Diseases carried by dogs may have been killing rare lions
In India’s westernmost state of Gujarat, lions are dying at a shocking rate, and there is concern that diseases carried by domestic dogs, canine distemper virus (CDV) and tick-borne babesiosis, may be to blame. At least 23 Asiatic lions have died in just three weeks.
Asiatic lions are already endangered, and this event has killed off three percent of the estimated 650 individuals that remain. Officials are searching the Gir Forest to locate lions from other prides living near the affected animals so that they can be isolated.
After the first 11 lions died, forest officials speculated that most of the deaths were the result of “infighting,” which is when an outside group of lions attacks in a battle over territory. However, the discovery of three dead female lions seemed to contradict this theory.
Male lions involved in a rivalry over hunting grounds often fight to the death, but this would not explain what killed the lionesses. An investigation was launched into whether disease played a role in the fatalities.
Before the death toll reached 23, one forestry official told the Times of India: “Of the report of 21 deaths, four lions were confirmed to have died of canine distemper virus (CDV), while 17 succumbed to babesiosis protozoa infection carried by ticks found on most cattle and canines in the wild.”
India’s Supreme Court is calling for an inquiry into the deaths, including details on what preventative measures are being taken. The Gujarat High Court has called into question whether illegal big cat shows, where chicken is fed to wild lions, may have caused the fatal illnesses.

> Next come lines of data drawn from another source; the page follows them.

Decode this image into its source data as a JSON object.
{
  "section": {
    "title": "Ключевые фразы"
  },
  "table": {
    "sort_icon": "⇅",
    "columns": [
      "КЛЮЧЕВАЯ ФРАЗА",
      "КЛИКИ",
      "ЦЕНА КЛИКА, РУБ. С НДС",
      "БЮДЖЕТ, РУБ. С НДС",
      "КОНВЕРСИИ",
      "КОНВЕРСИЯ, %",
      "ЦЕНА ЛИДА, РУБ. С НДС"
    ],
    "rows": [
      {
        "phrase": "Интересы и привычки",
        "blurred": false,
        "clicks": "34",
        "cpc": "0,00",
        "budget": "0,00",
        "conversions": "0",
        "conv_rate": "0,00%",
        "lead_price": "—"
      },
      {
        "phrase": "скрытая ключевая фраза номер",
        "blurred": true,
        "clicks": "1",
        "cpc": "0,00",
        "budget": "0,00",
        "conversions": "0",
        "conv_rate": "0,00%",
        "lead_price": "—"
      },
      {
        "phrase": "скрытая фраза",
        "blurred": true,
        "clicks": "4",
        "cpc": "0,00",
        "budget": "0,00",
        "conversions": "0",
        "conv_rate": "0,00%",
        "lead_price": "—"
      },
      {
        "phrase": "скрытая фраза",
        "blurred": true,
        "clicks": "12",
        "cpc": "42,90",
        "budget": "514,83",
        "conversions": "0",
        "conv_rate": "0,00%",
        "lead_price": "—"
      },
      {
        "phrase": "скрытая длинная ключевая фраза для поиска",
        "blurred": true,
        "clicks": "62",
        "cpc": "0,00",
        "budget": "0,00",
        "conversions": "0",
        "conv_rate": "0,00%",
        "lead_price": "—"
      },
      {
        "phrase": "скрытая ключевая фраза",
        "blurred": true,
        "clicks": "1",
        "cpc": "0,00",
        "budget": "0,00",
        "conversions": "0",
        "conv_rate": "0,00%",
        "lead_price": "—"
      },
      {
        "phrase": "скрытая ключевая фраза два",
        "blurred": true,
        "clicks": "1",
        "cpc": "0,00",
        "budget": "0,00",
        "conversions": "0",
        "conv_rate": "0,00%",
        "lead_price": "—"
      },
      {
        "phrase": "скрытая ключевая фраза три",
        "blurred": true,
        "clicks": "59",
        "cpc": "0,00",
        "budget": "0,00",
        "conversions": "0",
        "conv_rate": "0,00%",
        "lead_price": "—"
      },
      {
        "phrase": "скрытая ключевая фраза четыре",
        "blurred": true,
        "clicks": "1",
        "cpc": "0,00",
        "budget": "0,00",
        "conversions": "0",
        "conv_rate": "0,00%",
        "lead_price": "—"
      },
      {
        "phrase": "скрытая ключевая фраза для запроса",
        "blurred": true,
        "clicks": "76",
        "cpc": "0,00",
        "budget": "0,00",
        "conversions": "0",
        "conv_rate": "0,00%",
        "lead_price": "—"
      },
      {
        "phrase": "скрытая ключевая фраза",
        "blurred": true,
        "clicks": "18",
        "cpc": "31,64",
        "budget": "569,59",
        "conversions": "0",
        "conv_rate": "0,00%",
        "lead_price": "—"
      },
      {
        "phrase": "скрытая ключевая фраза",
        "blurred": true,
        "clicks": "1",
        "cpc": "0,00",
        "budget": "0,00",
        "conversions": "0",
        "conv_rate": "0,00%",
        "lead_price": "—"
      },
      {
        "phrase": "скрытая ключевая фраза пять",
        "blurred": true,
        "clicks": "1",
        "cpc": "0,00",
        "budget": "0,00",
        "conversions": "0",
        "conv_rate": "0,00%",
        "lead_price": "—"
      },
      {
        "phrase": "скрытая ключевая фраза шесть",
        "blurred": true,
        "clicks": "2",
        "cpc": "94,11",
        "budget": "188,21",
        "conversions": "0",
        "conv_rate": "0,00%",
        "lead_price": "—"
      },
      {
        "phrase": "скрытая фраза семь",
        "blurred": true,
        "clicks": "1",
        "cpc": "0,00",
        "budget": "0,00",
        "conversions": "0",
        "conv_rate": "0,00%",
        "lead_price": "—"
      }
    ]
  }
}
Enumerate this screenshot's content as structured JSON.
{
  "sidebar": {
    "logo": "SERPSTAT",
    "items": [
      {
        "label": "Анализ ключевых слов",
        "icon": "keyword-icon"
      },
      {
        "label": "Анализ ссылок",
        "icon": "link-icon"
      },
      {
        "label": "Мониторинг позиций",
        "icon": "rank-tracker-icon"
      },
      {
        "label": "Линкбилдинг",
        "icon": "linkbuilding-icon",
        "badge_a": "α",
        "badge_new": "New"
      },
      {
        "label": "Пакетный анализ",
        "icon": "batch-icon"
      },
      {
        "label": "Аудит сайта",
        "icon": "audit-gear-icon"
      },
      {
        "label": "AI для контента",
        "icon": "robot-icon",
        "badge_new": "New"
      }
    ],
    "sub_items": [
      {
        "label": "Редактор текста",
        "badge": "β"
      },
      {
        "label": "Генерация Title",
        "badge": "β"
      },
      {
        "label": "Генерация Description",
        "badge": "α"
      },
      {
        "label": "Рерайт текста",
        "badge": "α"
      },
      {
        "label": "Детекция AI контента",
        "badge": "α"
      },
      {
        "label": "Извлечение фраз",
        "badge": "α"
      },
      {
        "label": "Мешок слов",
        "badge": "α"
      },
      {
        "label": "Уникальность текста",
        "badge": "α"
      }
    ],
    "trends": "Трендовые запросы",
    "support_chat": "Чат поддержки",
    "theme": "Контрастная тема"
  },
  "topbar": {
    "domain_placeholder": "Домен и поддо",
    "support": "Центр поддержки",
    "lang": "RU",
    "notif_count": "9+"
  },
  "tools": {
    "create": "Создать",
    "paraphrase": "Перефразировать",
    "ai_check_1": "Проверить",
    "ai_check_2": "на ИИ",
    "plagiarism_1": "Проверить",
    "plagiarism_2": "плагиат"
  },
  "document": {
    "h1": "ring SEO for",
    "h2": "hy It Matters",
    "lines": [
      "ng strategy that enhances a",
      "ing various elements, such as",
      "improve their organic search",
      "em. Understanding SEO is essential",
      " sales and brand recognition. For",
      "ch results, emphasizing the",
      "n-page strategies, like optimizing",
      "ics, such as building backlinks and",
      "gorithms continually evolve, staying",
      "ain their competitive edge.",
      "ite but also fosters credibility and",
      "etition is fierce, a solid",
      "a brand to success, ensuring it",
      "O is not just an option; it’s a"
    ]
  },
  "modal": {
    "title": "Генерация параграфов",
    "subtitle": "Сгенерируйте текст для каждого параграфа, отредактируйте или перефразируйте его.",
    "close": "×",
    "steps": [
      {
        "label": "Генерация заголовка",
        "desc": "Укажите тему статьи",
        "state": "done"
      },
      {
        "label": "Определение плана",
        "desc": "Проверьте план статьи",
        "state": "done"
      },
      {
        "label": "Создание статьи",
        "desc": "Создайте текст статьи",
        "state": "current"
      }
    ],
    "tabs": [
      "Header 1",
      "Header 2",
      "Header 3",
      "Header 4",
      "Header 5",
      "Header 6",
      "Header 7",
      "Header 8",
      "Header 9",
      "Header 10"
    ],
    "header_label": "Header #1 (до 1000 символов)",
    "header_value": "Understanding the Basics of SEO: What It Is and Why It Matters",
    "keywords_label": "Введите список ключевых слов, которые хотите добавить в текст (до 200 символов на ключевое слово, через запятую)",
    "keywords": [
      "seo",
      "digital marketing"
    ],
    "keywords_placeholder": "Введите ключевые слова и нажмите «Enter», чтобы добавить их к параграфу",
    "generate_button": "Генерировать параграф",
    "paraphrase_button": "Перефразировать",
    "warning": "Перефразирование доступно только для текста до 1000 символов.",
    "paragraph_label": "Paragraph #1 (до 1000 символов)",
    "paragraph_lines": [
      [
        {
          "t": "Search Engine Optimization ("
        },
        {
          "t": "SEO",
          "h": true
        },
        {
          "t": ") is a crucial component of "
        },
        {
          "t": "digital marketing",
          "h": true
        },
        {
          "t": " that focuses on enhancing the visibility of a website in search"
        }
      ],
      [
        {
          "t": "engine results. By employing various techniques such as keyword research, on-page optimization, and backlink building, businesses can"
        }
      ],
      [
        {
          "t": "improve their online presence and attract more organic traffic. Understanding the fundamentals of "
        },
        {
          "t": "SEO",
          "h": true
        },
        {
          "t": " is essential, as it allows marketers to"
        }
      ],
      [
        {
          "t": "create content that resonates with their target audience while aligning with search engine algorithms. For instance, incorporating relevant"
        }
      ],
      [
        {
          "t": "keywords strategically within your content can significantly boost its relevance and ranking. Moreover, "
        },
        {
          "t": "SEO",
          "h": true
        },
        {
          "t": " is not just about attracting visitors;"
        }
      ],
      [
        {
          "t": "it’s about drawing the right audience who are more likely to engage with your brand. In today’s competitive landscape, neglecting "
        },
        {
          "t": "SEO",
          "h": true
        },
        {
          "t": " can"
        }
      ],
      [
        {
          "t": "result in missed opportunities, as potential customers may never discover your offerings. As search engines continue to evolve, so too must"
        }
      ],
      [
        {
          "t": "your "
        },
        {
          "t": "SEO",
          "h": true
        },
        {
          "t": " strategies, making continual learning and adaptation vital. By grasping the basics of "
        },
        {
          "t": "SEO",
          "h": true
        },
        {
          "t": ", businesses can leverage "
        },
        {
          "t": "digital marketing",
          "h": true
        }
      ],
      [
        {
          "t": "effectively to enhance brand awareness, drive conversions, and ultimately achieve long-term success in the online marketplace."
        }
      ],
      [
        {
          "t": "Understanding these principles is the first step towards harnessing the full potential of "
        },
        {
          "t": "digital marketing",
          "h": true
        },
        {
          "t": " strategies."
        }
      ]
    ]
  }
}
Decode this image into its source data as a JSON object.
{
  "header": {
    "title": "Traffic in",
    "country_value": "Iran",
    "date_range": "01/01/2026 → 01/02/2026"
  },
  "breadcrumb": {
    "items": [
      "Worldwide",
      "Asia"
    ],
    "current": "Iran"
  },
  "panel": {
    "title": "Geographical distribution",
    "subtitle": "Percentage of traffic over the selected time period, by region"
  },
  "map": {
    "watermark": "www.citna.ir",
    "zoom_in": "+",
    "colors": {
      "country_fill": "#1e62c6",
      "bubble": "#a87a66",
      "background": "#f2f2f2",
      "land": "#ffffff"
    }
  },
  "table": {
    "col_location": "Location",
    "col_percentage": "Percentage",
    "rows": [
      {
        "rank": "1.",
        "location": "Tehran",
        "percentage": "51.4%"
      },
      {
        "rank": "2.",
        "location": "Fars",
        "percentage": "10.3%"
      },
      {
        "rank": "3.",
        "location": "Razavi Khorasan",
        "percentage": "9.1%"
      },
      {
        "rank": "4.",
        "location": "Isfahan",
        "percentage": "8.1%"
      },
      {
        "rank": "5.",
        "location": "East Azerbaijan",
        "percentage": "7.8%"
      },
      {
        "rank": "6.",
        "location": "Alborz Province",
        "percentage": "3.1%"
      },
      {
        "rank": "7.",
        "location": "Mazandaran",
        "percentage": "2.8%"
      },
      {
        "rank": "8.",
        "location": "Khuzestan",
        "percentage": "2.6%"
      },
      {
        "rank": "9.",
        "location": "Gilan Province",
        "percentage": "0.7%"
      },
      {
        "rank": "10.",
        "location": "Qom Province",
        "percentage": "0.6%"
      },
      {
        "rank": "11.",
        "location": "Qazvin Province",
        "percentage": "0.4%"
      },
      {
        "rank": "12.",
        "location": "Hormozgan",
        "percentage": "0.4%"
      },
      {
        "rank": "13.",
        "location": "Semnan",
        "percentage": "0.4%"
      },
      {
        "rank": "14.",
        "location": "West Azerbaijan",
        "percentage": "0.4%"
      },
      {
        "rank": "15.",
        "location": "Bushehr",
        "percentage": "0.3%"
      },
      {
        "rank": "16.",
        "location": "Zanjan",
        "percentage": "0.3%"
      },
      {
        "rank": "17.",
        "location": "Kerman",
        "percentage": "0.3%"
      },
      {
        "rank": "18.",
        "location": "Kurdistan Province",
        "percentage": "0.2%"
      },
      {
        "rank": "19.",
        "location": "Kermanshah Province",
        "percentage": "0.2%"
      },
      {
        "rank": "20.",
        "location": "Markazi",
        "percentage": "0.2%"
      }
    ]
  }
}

According to the BBC, 184 lions have died in the Gir Forest region since 2016, and only 30 of these deaths were due to unnatural causes such as being struck by a car or a train.